A church is also at risk of unhealthy growth if it emphasises the appealing inclusiveness of Jesus but loses sight of the exclusiveness inherent in the call for those who follow Jesus – the call to be committed to the godliness, goodness and integrity the gospel is meant to bring to our lives. While Jesus showed his compassion and acceptance by rescuing the woman who was about to be stoned for adultery, he also said to her, “Go and sin no more.”
I hear of some churches who rely on secular selection criteria such as education, age and physical attractiveness when making appointments, while neglecting spiritual aspects of the process. I know a very fine musician who offered to be part of the worship band at a large church. He was turned away because he was overweight and didn’t project the right image. Did this man’s deep longing to use his musical gifts to honour God and lead people to Jesus count for nothing? Elsewhere a musician failed an age limit test: she was over 35!
Throughout history, God has used ordinary people in extraordinary ways to grow his church. They didn’t need impressive qualifications or praise sessions well-crafted for television. They held prayer meetings where they cried out to God, sometimes through the night, until the Spirit fell. That passion and willingness to follow the promptings of the Spirit, whatever the personal cost, is at the heart of healthy church growth.

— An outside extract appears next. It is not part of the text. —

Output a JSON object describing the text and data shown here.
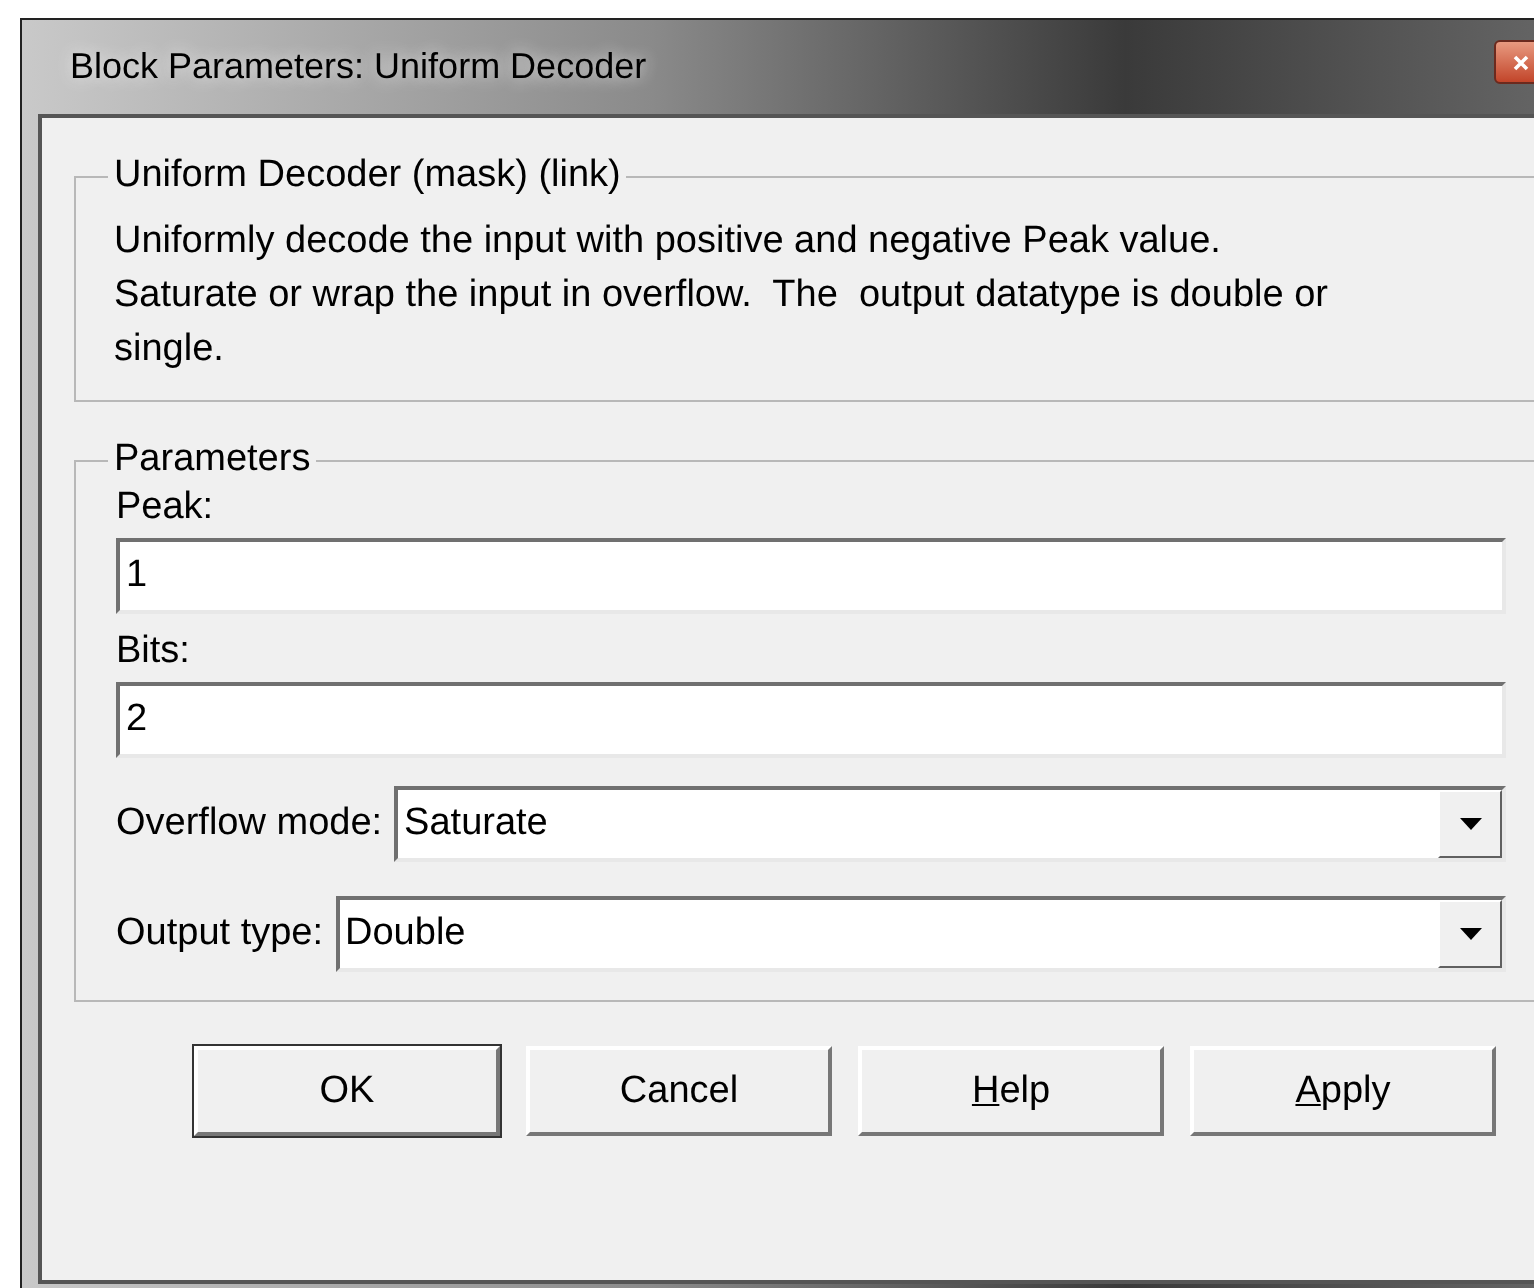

A focus on slick marketing, professional performances and trendy church buildings may attract a crowd. But is that necessarily healthy growth?
For the church, as for cancer, the key question is not how fast you are growing but what you are growing. Whatever the size of your church, is it reflecting Jesus and what he taught? He shed his blood not only for us but also for the church itself, so that it might be like a pure bride, walking morally and ethically in the goodness and integrity of Jesus himself.
I sometimes wonder whether, despite great growth of so-called Christian movements, we may be observing a departure from New Testament faith more dangerous than any since the time of the Reformation, when house cleaning was required because widespread worldliness had undermined the teaching and practices so clearly demanded by Jesus and his apostolic disciples.
Rev. Dr John Smith was an international speaker, author and founder of God’s Squad Christian Motorcycle Club International, Concern Australia and St Martin’s Community Church in Melbourne.